Saved data entries
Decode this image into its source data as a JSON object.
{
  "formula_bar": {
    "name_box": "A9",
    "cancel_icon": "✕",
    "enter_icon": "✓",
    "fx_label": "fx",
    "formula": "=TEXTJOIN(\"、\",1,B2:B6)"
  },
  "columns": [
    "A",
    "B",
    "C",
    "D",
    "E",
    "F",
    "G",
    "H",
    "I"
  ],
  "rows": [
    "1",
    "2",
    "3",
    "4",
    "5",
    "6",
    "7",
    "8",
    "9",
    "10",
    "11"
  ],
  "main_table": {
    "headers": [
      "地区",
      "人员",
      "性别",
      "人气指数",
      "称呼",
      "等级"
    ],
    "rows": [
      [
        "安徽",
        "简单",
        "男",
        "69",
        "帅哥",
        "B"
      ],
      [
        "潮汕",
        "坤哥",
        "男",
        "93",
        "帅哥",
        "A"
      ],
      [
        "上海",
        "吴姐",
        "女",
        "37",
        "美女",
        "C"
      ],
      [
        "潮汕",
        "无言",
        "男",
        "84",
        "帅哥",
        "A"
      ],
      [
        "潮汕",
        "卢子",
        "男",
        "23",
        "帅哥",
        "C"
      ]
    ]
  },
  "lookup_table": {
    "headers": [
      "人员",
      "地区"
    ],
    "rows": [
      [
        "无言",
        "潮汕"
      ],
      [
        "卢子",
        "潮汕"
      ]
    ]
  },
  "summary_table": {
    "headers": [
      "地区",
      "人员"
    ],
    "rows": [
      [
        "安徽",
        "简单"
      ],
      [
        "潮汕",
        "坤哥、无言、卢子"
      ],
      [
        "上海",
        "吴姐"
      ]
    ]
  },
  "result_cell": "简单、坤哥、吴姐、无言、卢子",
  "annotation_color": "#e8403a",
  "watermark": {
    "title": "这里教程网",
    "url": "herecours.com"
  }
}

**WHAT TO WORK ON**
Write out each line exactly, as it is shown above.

**SOLUTION TO THIS PROBLEM**
Decode this image into its source data as a JSON object.
{
  "formula_bar": {
    "name_box": "A9",
    "cancel_icon": "✕",
    "enter_icon": "✓",
    "fx_label": "fx",
    "formula": "=TEXTJOIN(\"、\",1,B2:B6)"
  },
  "columns": [
    "A",
    "B",
    "C",
    "D",
    "E",
    "F",
    "G",
    "H",
    "I"
  ],
  "rows": [
    "1",
    "2",
    "3",
    "4",
    "5",
    "6",
    "7",
    "8",
    "9",
    "10",
    "11"
  ],
  "main_table": {
    "headers": [
      "地区",
      "人员",
      "性别",
      "人气指数",
      "称呼",
      "等级"
    ],
    "rows": [
      [
        "安徽",
        "简单",
        "男",
        "69",
        "帅哥",
        "B"
      ],
      [
        "潮汕",
        "坤哥",
        "男",
        "93",
        "帅哥",
        "A"
      ],
      [
        "上海",
        "吴姐",
        "女",
        "37",
        "美女",
        "C"
      ],
      [
        "潮汕",
        "无言",
        "男",
        "84",
        "帅哥",
        "A"
      ],
      [
        "潮汕",
        "卢子",
        "男",
        "23",
        "帅哥",
        "C"
      ]
    ]
  },
  "lookup_table": {
    "headers": [
      "人员",
      "地区"
    ],
    "rows": [
      [
        "无言",
        "潮汕"
      ],
      [
        "卢子",
        "潮汕"
      ]
    ]
  },
  "summary_table": {
    "headers": [
      "地区",
      "人员"
    ],
    "rows": [
      [
        "安徽",
        "简单"
      ],
      [
        "潮汕",
        "坤哥、无言、卢子"
      ],
      [
        "上海",
        "吴姐"
      ]
    ]
  },
  "result_cell": "简单、坤哥、吴姐、无言、卢子",
  "annotation_color": "#e8403a",
  "watermark": {
    "title": "这里教程网",
    "url": "herecours.com"
  }
}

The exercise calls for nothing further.